21 November 2018
The patient is rushed out of the ambulance and into the ward. They’re not looking good: just a few pips from death. But another patient already sits there, their condition having deteriorated as the limited staff did what they could to attend to as many patients as possible. There’s not enough now to treat both these patients. There’s never enough. A spell in the operating theatre with the attending surgeon sees one patient walk away. The other is taken to the morgue. Before you have a chance to regret the decision – your decision – another patient arrives through the doors.
Dice Hospital is a game of often impossible choices.
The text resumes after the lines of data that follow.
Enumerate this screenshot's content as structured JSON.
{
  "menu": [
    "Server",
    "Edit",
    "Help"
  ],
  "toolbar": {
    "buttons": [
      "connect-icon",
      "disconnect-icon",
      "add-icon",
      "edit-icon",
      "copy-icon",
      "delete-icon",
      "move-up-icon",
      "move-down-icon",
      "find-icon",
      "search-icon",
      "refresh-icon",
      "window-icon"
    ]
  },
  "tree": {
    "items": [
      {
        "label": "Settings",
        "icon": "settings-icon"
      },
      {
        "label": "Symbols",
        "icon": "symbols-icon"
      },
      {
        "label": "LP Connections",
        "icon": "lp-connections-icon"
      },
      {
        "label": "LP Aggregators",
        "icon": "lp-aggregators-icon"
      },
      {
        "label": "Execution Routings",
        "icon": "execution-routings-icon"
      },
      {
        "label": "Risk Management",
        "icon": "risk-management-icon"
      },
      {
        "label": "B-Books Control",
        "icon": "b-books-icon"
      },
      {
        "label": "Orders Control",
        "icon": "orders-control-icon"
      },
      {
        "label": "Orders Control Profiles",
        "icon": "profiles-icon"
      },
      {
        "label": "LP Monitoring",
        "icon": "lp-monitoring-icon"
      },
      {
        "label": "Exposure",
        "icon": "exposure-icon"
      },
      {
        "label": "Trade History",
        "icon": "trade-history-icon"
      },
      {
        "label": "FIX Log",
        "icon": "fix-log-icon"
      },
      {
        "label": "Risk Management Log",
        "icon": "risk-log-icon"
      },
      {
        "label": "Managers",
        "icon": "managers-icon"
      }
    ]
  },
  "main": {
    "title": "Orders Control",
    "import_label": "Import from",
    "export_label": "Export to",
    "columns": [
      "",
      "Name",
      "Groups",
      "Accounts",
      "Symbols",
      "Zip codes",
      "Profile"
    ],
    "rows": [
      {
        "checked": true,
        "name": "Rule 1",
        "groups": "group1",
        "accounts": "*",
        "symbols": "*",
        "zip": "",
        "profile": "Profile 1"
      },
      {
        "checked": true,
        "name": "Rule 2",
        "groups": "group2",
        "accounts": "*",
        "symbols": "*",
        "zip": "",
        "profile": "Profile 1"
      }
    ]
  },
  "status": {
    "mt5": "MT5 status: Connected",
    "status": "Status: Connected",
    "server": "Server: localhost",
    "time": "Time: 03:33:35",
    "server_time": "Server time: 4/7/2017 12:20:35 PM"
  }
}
You wouldn’t think that a handful of dice and some meeples could come close to putting you in the scrubs of those in the life-and-death daily routine of working in medicine, but the desperate struggle of assigning nurses around your hospital here feels just about as close as any board game’s come.
No matter how much you build up your hospital with new departments or hire specialist staff better trained at healing your patients – the only part of the game where players directly interact, the benefit of taking in sicker patients from a row of ambulances balanced with first pick of the available improvements – the decisions rarely get easier. More staff, or better equipment? Specialised expertise, or general competence? Give one patient intensive care, or ensure a group remains stable? All the options feel just as viable – and just as perilous as the patients you’re forced to inevitably leave untreated tick another die face closer to their demise into a fatality token.
Part of what takes Dice Hospital beyond simply being a competent worker-placement game is its outstanding commitment to its theme. You’re not just instructing generalised doctors and nurses, but virologists, haematologists and even urologists, all of whom suitably combine with colour-coded divisions – from triage clinics and anaesthesia to renal medicine – to give each ailing die a 24 Hours in A&E-style tale of drama in miniature as they’re rushed between departments. It’s obvious that the game’s creators have taken inspiration directly from the reality of working in healthcare, and it gives the dependable gameplay an added layer of immersion that works magnificently.
The varied assortment of rooms and staff also elevates the gameplay’s initially straightforward strategy, enabling combinations and pairings that might benefit dice of consecutive values, for instance, or even make taking in sicker patients worthwhile as they’re quickly brought from one or two pips to the seven needed to be discharged. Unsurprisingly, getting as many patients through the exit in a single turn leads to the highest scores, but individual bonuses potentially given to each player for certain combinations of dice discharged in the same round add to the things to juggle in your mind – something that you can willingly ramp up using the optional deck of event cards and the even more stressful hard mode variants.
Dice Hospital’s fleeting player interaction – something its meaty objective-focused solo mode leans into – and familiar worker-placement gameplay won’t be the cure for everyone’s gaming obsession, but its theme makes it an experience that stands apart. This will be the best trip to hospital you ever make.
Tough decisions and an immersive setting make for a fantastically gripping hour where every call counts.
Buy your copy here.
Designer: Stan Kordonskiy, Mike Nudd
Artist: Sebastián Koziner, Sabrina Miramon
Time: 45-90 minutes
This review originally appeared in the October 2018 issue of Tabletop Gaming. Pick up the latest issue of the UK's fastest-growing gaming magazine in print or digital here or subscribe to make sure you never miss another issue.
Sometimes we may include links to online retailers, from which we might receive a commission if you make a purchase. Affiliate links do not influence editorial coverage and will only be used when covering relevant products.